The wide spread adoption of solar energy has been handicapped because of the lack of electrical storage capabilities. The solar industry is still far from a comprehensive storage solution, but there is a glimmer of hope on the horizon. A relatively new solar energy technology called concentrating solar power (CSP) is starting to be built out for commercial electricity production. CSP is a solar niche market that holds much promise for the advancement of the solar industry and the renewable energy sector as well. In this article, we will discover how concentrating solar power (CSP) works; the benefits it brings, and why it is important to solar and renewable energy proponents.

Concentrating Solar Power

A CSP power plant uses mirrors to concentrate sunlight on pipes or plates which contain a heat transfer fluid. This fluid then passes through a heat-exchanger creating steam to run the electrical generation turbines. This technology can be used with or without thermal energy storage. Most of the new plants are incorporating thermal storage because of the flexibility benefits this offers.

Solar Thermal Storage

Molten salt is the heat transfer fluid of choice. The salt used is a mixture of sodium nitrate and potassium nitrate. This material is plentiful and relatively inexpensive. In the dry state, the powder resembles the look of table salt. When heated to over 200 degrees C, it turns into a clear liquid. The liquid is stored in two tanks. The hot tank is 595 degrees C and the cold tank is 295 degrees C, to keep the salts in a liquid state. The size and insulating properties of the tanks, along with electrical loads, and the amount of sunshine directed at the plates determine the storage capabilities. This will be relatively short-term storage in the neighborhood of 6 to 24 hours. This storage capability is very advantageous to the operation of the electrical grid.

Advantages for the electrical grid

Peak demand for electricity is usually from 4 to 8 P.M. The sun is either not shining or at a poor angle for solar power production at these times.
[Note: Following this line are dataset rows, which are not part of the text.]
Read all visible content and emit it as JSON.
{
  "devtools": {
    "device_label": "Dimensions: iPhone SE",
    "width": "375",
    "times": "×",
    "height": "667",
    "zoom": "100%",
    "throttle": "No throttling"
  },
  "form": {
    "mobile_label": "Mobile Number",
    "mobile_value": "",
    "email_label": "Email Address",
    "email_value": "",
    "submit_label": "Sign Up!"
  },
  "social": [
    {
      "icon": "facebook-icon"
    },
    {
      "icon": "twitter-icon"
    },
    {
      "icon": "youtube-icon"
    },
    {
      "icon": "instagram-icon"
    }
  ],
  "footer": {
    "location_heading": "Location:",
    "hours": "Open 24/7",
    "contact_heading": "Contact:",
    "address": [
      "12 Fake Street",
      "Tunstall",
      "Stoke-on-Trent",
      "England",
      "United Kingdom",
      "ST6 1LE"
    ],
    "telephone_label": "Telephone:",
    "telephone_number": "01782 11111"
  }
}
This is when the solar storage becomes very advantageous for the electrical grid. CSP with thermal storage can smooth out these demand peaks where other solar sources fail. The more wind and solar energy sources made available to the grid, the harder it becomes to balance. CSP with solar thermal storage helps to balance this profile and it becomes a symbiotic relationship with other renewable energy sources. Everyone wins!
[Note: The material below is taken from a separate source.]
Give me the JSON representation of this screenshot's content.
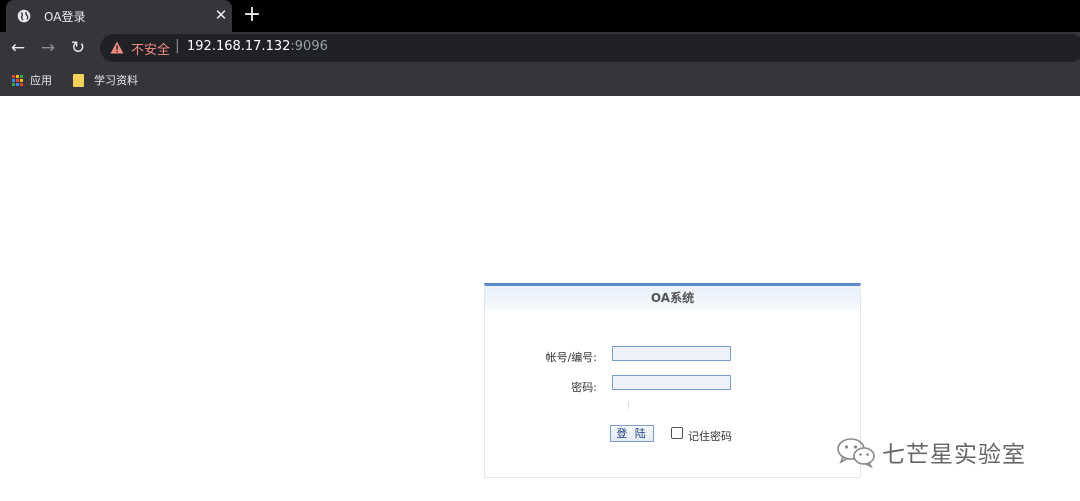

Several projects are starting to come to fruition. In the U.S., major CSP projects are being built in the southwest as we speak. A CSP project in Spain recently announced they had supplied power for 24 hours. Their normal production time is 20 hours, but even this becomes a huge advantage over PV supplied electricity. Even though the energy storage is relatively short-term, this is a great benefit for CSP and PV. This will allow for more PV production during daylight hours while CSP is heating liquids for evening and nighttime use.

These are exciting times for solar and renewable energy proponents. Concentrating Solar Power with thermal storage is going to be a boon for all intermittent sources of renewable energy. The storage capabilities make this a game-changer. This really is a marriage of solar energy technology.



Source by Richard L Fenneman